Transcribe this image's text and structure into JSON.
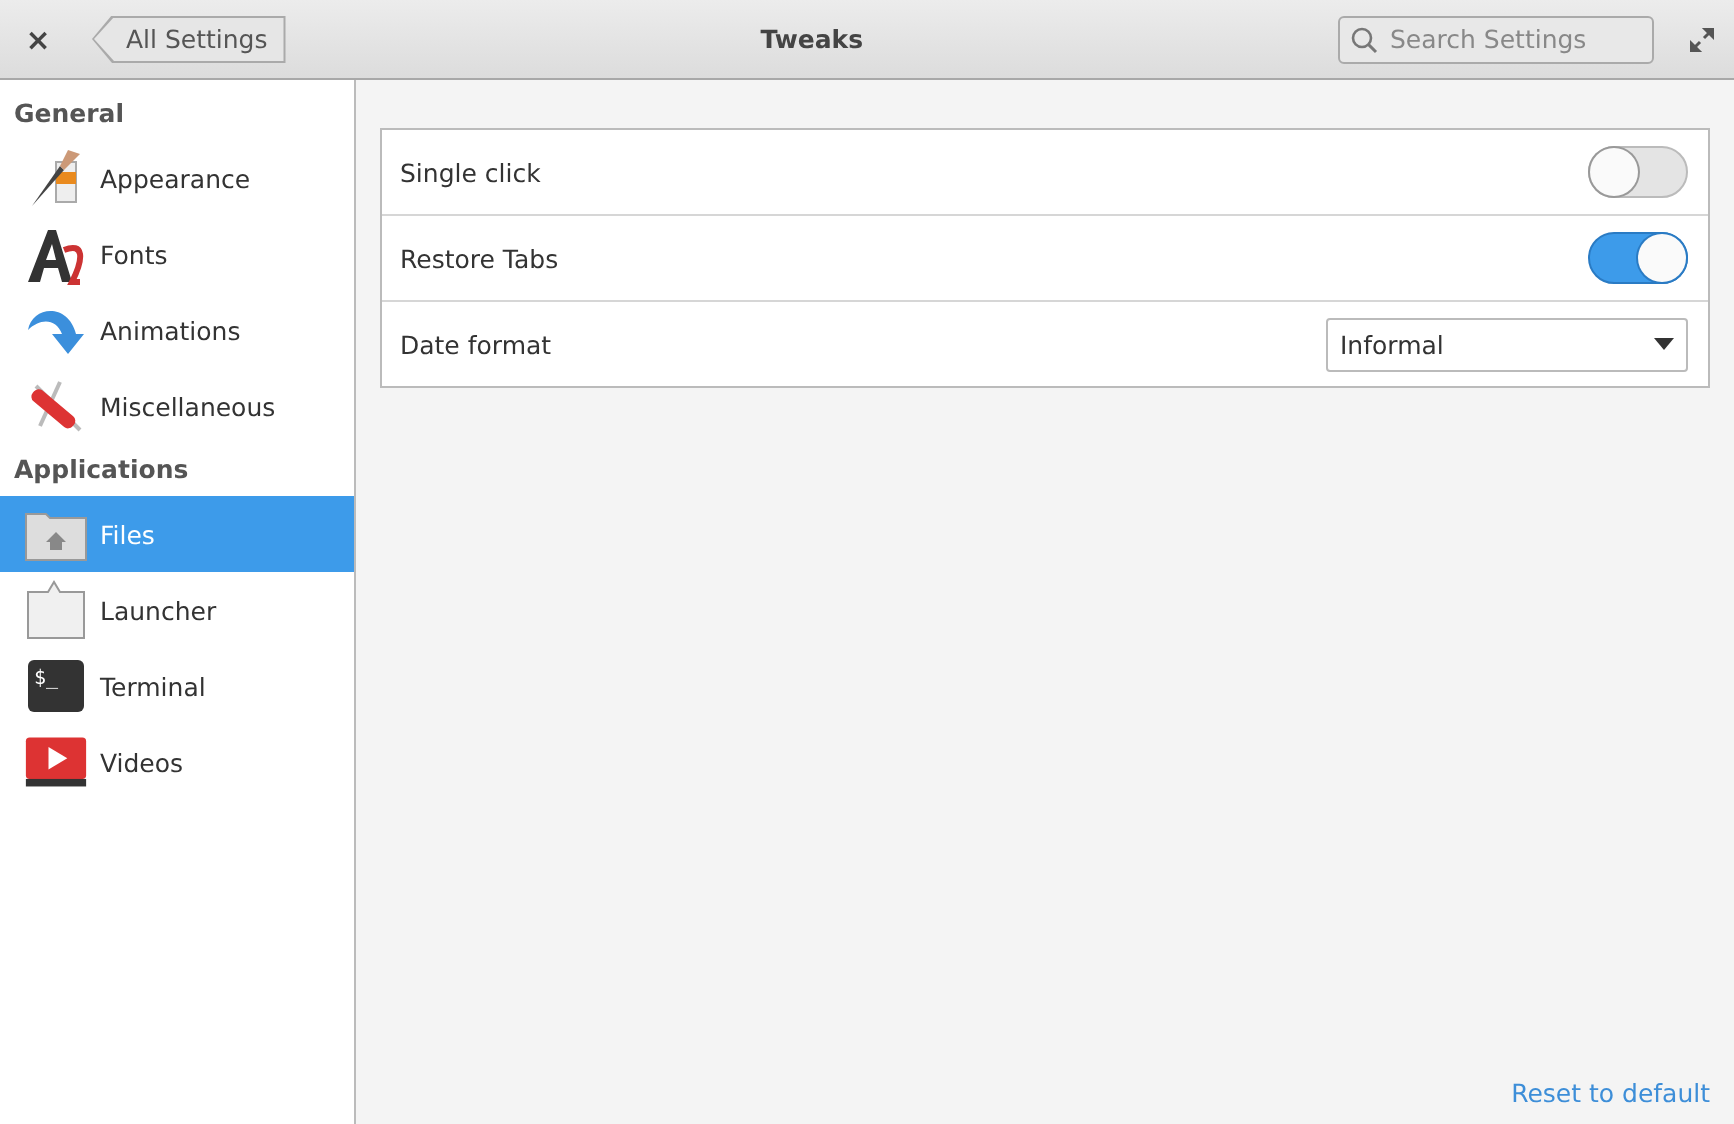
{
  "window": {
    "title": "Tweaks",
    "close": "×",
    "back_button": "All Settings",
    "search": {
      "placeholder": "Search Settings"
    }
  },
  "sidebar": {
    "sections": [
      {
        "heading": "General",
        "items": [
          {
            "label": "Appearance",
            "selected": false
          },
          {
            "label": "Fonts",
            "selected": false
          },
          {
            "label": "Animations",
            "selected": false
          },
          {
            "label": "Miscellaneous",
            "selected": false
          }
        ]
      },
      {
        "heading": "Applications",
        "items": [
          {
            "label": "Files",
            "selected": true
          },
          {
            "label": "Launcher",
            "selected": false
          },
          {
            "label": "Terminal",
            "selected": false,
            "icon_text": "$_"
          },
          {
            "label": "Videos",
            "selected": false
          }
        ]
      }
    ]
  },
  "settings": [
    {
      "kind": "switch",
      "label": "Single click",
      "on": false
    },
    {
      "kind": "switch",
      "label": "Restore Tabs",
      "on": true
    },
    {
      "kind": "dropdown",
      "label": "Date format",
      "value": "Informal"
    }
  ],
  "footer_link": "Reset to default"
}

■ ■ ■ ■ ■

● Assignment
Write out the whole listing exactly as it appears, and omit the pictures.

● Solution for this exercise
Transcribe this image's text and structure into JSON.
{
  "window": {
    "title": "Tweaks",
    "close": "×",
    "back_button": "All Settings",
    "search": {
      "placeholder": "Search Settings"
    }
  },
  "sidebar": {
    "sections": [
      {
        "heading": "General",
        "items": [
          {
            "label": "Appearance",
            "selected": false
          },
          {
            "label": "Fonts",
            "selected": false
          },
          {
            "label": "Animations",
            "selected": false
          },
          {
            "label": "Miscellaneous",
            "selected": false
          }
        ]
      },
      {
        "heading": "Applications",
        "items": [
          {
            "label": "Files",
            "selected": true
          },
          {
            "label": "Launcher",
            "selected": false
          },
          {
            "label": "Terminal",
            "selected": false,
            "icon_text": "$_"
          },
          {
            "label": "Videos",
            "selected": false
          }
        ]
      }
    ]
  },
  "settings": [
    {
      "kind": "switch",
      "label": "Single click",
      "on": false
    },
    {
      "kind": "switch",
      "label": "Restore Tabs",
      "on": true
    },
    {
      "kind": "dropdown",
      "label": "Date format",
      "value": "Informal"
    }
  ],
  "footer_link": "Reset to default"
}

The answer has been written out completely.